Computations underlying spatial navigation in Drosophila

Summary

Date: 
March 27, 2018 - 12:00pm - 1:15pm
Location: 
Northwest Building, Room B103
About the Speaker
Name: 
Gaby Maimon
Speaker Title: 
Associate Professor
Speaker Affiliation: 
Rockefeller

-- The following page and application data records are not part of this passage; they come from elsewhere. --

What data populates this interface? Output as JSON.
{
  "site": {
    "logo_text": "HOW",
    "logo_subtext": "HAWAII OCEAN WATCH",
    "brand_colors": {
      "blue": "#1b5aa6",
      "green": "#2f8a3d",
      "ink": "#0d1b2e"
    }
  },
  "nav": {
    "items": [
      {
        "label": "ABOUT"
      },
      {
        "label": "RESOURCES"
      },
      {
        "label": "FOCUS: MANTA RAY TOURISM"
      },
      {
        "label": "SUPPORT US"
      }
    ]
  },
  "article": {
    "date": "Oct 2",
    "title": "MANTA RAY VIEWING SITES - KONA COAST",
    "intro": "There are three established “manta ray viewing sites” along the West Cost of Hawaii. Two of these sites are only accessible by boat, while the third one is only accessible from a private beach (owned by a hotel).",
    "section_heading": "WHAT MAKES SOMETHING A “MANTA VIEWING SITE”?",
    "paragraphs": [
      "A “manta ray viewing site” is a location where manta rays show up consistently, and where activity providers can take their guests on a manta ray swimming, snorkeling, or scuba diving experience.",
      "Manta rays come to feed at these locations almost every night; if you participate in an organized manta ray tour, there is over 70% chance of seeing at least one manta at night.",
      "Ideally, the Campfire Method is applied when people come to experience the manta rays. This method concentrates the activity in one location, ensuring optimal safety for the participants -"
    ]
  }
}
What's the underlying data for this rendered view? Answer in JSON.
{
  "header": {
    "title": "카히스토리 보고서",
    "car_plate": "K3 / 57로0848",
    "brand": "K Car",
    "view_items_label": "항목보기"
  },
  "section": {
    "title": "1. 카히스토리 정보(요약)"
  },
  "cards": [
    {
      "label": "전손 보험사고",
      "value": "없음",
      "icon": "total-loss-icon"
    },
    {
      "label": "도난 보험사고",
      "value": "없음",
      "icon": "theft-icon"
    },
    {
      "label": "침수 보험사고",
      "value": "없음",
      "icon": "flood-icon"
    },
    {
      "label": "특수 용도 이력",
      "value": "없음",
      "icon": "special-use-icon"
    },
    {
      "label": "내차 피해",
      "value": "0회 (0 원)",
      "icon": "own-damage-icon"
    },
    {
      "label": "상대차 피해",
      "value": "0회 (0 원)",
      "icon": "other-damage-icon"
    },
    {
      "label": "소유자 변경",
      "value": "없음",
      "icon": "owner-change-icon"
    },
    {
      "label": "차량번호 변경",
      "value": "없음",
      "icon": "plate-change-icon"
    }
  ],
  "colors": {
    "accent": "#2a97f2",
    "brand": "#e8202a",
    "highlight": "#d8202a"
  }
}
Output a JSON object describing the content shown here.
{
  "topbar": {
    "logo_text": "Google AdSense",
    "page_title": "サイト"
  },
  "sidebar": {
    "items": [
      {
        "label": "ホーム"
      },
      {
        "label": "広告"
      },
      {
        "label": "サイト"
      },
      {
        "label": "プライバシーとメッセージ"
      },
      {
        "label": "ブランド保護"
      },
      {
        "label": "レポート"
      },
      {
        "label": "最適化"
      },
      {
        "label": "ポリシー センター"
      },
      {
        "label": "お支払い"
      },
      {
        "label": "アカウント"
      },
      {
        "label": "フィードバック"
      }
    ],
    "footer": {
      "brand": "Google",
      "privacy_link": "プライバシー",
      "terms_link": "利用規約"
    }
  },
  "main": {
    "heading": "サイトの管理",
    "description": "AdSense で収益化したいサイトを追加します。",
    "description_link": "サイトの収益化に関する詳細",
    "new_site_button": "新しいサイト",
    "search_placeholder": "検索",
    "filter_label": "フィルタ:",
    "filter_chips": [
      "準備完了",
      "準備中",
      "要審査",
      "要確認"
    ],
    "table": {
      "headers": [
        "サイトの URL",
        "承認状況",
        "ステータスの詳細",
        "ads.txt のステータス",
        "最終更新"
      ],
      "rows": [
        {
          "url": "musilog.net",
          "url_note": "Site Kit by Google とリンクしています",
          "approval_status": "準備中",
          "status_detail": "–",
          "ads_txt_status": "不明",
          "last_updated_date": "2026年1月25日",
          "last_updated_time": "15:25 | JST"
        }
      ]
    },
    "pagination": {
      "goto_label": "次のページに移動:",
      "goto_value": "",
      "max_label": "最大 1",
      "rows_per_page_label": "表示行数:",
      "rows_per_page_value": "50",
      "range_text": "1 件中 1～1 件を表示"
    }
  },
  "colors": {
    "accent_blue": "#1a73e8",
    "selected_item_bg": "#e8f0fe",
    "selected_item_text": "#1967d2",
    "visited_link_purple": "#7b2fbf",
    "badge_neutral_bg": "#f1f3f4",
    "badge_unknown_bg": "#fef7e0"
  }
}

Mammalian brains store and update quantitative internal variables. Primates and rodents, for example, have an internal sense of whether they are 1 or 10 meters away from a landmark and whether a ripe fruit is twice or four times as appetizing as a less ripe counterpart. Such quantitative internal signals are at the heart of cognitive function, however, our understanding of how the brain stores and updates these variables remains fragmentary. In this seminar, I will discuss functional imaging and neuronal perturbation experiments in tethered, walking fruit flies. The goal of these experiments is to determine how internal variables are calculated by the tiny Drosophila brain and how these variables influence behavior. The talk will focus on the role of the central complex––a prominent set of neuropils in the middle of the insect brain––in performing quantitative variable calculations for guiding navigation.